# TASK INSTRUCTIONS
Scan the entries for lines with the word "みんカラ", then copy those lines.

(Records drawn from a dataset)
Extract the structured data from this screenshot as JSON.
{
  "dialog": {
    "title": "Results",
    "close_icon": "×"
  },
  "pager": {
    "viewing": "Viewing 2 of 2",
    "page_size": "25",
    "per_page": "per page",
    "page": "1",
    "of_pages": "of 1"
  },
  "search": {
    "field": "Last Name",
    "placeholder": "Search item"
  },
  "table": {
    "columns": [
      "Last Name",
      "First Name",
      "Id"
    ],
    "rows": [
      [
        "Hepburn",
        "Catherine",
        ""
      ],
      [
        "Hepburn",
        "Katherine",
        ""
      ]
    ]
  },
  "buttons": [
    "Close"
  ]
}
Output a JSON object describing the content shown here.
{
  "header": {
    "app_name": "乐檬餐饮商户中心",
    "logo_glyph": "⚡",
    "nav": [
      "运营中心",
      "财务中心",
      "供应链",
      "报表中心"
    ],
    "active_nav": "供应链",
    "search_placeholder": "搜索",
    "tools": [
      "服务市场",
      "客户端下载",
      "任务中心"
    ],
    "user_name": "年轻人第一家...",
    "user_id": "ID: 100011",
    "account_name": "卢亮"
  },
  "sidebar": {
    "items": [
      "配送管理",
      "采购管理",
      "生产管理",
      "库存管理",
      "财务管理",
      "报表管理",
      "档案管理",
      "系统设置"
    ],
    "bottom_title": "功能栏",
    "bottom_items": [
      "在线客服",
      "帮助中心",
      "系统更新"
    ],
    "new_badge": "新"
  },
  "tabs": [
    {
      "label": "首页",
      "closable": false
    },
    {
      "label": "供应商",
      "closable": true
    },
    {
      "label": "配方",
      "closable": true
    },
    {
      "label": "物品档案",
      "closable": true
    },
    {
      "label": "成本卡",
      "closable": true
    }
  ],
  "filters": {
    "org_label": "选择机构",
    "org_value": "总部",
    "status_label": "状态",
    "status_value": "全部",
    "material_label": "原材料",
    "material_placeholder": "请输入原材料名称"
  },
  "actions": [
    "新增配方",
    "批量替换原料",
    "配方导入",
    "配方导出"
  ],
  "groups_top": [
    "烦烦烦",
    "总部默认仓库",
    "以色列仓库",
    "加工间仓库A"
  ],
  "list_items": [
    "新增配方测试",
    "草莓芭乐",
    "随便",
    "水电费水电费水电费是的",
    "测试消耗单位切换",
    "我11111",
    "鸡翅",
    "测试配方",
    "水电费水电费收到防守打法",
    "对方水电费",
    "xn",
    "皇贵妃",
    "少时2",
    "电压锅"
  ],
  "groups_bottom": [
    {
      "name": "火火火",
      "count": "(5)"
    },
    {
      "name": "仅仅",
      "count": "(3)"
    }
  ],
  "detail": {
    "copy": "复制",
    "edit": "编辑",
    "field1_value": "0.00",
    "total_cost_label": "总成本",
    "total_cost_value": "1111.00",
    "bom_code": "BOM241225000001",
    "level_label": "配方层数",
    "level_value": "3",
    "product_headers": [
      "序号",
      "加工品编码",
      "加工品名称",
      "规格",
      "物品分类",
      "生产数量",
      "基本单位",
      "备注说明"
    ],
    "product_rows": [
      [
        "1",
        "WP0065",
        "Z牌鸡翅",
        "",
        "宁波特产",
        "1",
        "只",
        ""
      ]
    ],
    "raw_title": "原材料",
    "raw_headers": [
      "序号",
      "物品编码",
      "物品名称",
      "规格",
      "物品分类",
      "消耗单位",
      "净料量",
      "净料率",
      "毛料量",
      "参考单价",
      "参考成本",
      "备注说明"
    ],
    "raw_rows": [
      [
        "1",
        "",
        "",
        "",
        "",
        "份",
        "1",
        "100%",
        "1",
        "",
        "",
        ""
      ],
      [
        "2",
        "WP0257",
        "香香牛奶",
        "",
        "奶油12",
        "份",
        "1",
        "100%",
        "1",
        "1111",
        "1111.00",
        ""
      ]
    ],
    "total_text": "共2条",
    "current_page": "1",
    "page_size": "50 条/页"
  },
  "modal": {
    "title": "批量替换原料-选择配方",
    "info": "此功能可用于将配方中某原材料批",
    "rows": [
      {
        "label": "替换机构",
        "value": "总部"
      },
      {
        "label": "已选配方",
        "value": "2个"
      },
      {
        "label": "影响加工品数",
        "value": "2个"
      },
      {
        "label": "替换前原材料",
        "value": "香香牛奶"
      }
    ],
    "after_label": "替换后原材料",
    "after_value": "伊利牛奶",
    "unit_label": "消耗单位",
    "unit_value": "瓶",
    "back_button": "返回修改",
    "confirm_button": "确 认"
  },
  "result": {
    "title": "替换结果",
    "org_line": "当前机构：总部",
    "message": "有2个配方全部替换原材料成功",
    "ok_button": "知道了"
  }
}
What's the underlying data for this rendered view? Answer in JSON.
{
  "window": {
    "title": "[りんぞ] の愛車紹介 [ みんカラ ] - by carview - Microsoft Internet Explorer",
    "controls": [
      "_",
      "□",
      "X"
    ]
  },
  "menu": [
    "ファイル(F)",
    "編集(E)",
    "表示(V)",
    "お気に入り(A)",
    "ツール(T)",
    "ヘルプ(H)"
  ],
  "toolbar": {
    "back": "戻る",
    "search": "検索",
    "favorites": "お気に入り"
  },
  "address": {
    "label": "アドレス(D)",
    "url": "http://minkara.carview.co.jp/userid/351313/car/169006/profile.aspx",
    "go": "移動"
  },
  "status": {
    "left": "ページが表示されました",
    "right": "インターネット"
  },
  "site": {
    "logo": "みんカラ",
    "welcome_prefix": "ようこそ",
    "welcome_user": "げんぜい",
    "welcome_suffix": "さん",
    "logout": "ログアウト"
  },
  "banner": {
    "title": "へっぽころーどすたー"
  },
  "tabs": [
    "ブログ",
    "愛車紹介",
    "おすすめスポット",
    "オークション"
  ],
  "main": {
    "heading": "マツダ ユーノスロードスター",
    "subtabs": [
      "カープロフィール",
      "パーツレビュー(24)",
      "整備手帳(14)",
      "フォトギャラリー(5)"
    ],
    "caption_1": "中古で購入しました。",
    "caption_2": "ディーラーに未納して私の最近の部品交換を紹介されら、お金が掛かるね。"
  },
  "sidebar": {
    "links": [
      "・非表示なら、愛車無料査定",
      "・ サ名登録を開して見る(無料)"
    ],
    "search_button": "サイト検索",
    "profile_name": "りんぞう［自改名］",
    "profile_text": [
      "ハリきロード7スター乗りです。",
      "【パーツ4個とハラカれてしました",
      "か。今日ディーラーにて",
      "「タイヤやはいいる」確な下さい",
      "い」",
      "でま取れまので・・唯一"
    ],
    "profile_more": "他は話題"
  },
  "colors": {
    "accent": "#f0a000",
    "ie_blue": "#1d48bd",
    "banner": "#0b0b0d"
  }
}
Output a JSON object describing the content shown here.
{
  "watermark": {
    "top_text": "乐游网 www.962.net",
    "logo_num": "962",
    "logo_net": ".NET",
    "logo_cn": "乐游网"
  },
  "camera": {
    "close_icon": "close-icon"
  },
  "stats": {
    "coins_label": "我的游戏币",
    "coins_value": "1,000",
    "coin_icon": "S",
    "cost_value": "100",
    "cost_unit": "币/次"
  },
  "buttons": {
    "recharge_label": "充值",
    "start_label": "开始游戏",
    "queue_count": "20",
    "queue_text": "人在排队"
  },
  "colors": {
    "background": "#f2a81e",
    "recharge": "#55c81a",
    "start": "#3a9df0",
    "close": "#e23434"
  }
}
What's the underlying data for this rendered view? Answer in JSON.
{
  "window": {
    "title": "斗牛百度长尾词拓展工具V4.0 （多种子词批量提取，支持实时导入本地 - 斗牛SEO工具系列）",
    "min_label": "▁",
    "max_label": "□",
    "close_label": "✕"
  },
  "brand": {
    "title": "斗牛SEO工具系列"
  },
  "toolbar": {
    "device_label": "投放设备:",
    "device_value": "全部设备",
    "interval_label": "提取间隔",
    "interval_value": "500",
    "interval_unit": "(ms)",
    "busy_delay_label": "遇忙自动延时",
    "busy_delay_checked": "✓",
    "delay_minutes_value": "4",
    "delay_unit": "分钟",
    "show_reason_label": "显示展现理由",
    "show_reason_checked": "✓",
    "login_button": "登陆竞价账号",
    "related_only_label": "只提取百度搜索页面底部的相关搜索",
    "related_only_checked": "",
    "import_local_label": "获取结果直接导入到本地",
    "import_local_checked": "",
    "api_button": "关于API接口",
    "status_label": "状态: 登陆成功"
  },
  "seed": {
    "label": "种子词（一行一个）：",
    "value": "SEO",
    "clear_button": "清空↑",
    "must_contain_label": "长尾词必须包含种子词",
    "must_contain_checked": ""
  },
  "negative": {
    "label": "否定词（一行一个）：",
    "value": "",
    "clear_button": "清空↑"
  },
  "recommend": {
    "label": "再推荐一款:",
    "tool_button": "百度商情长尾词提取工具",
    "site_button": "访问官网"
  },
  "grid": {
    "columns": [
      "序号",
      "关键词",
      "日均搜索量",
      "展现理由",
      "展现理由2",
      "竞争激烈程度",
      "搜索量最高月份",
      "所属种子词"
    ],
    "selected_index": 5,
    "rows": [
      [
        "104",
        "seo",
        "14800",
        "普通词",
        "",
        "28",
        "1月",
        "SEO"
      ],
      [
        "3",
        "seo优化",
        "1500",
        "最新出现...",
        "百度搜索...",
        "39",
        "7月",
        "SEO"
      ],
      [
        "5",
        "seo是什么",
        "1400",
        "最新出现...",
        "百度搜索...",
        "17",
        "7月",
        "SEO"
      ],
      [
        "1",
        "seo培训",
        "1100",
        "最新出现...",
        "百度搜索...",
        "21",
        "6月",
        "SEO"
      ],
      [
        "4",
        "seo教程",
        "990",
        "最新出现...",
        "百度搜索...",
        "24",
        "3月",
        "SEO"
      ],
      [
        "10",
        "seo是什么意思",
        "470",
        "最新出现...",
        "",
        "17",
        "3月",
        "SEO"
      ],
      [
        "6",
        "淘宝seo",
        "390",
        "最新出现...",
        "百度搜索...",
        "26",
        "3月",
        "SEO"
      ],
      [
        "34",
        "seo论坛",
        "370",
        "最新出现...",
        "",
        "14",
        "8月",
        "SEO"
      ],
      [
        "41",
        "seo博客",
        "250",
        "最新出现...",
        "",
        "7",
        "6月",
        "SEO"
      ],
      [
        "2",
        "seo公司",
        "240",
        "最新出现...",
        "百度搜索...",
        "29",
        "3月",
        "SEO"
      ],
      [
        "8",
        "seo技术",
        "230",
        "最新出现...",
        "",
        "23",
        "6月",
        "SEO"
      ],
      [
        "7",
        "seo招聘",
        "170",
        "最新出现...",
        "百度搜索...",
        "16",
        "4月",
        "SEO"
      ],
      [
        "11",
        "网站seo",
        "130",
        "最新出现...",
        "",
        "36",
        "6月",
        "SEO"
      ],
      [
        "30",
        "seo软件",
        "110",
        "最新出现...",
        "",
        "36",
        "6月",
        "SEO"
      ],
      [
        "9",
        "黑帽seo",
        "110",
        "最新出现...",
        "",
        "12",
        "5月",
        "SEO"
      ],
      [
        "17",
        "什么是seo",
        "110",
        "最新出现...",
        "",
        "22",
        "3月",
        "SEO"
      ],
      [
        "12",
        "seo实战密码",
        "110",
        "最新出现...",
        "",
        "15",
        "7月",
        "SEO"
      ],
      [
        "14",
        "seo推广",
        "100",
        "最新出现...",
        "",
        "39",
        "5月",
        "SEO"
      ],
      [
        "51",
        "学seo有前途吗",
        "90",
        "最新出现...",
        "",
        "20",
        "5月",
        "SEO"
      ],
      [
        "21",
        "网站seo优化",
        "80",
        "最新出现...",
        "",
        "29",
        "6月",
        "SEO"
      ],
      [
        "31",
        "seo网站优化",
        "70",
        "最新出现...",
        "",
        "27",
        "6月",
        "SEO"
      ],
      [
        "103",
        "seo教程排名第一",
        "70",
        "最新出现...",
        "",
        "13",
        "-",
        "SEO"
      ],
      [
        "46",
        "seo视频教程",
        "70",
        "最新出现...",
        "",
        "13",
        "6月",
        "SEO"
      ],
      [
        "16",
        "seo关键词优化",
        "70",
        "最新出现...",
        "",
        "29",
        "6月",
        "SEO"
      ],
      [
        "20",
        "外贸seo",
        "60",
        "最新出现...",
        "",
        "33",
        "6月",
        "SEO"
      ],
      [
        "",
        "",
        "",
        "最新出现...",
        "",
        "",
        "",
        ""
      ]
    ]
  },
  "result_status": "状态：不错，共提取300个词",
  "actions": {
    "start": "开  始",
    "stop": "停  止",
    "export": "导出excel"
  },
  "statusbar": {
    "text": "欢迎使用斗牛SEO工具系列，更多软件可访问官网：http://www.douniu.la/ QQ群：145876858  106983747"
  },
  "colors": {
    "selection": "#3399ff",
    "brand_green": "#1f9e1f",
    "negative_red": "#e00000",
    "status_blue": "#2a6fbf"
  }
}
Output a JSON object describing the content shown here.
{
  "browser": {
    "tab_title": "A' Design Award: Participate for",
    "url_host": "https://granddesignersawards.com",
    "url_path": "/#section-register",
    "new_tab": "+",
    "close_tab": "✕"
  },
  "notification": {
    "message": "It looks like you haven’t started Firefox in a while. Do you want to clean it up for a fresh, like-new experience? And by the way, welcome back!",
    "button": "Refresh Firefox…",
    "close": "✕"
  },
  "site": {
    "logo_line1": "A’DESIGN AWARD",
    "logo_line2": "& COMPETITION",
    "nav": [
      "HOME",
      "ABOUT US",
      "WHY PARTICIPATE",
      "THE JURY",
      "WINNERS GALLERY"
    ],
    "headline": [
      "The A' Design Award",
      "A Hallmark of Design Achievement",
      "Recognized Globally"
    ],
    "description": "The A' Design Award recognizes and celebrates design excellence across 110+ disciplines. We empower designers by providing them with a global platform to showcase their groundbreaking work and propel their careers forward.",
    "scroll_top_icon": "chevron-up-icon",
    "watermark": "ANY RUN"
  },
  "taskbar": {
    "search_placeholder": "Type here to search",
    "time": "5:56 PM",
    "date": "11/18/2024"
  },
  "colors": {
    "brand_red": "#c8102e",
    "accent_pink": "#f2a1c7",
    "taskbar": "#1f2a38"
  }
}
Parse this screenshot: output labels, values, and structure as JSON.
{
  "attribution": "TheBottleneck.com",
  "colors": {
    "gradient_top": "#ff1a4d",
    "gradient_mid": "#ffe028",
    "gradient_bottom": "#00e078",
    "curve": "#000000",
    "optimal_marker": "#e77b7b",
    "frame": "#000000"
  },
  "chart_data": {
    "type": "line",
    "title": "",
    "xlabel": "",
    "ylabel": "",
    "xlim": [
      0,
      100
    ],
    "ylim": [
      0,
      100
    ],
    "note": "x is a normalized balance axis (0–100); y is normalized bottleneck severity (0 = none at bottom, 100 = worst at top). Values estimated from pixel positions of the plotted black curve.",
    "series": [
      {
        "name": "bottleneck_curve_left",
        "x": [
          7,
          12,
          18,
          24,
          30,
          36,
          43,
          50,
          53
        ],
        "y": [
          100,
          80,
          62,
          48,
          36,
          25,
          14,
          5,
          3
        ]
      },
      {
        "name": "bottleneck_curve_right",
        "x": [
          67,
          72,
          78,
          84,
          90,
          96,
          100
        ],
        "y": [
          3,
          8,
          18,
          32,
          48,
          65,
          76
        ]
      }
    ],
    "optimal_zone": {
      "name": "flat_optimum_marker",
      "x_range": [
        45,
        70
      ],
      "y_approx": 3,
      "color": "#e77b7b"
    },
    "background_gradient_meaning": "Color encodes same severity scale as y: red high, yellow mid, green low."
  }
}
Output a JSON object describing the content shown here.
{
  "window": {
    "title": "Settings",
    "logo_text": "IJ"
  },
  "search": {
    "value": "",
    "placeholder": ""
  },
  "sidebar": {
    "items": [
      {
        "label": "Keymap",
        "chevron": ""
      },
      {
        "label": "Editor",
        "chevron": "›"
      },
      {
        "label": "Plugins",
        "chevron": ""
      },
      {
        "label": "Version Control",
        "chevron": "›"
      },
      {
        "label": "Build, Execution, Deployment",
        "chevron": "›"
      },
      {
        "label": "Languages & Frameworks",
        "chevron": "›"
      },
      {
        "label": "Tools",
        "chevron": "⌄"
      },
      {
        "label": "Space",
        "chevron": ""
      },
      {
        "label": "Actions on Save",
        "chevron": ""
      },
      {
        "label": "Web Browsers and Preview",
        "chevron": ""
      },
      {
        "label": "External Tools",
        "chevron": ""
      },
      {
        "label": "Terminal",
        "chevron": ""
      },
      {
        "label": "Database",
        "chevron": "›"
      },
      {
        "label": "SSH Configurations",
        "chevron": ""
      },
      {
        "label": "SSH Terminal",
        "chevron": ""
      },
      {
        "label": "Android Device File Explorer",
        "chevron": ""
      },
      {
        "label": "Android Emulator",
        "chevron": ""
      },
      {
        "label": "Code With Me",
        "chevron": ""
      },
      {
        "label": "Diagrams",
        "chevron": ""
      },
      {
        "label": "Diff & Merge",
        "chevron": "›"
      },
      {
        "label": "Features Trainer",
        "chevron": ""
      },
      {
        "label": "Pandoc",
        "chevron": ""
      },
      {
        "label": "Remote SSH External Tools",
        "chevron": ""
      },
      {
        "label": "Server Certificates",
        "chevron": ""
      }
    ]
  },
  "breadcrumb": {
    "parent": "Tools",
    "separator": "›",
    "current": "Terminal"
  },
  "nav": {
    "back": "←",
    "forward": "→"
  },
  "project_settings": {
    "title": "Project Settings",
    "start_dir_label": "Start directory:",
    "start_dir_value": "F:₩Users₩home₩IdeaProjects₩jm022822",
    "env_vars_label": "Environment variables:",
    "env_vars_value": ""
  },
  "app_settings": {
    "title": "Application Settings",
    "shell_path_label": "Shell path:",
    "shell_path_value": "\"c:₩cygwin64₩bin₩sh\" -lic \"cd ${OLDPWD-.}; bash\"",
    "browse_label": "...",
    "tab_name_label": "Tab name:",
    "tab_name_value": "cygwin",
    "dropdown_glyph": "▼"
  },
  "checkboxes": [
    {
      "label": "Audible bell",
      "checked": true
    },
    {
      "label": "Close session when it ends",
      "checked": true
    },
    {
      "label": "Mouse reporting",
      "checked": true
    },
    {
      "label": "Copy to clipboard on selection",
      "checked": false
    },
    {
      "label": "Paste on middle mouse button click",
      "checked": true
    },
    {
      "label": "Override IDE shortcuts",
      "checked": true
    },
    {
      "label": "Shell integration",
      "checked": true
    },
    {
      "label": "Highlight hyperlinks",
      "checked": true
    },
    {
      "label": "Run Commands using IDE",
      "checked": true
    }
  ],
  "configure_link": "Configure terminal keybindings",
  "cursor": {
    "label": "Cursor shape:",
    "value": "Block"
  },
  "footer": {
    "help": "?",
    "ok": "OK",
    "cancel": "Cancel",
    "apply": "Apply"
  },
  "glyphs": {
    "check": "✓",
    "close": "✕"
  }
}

# ANSWER TO THE EXERCISE
    "title": "[りんぞ] の愛車紹介 [ みんカラ ] - by carview - Microsoft Internet Explorer",
    "logo": "みんカラ",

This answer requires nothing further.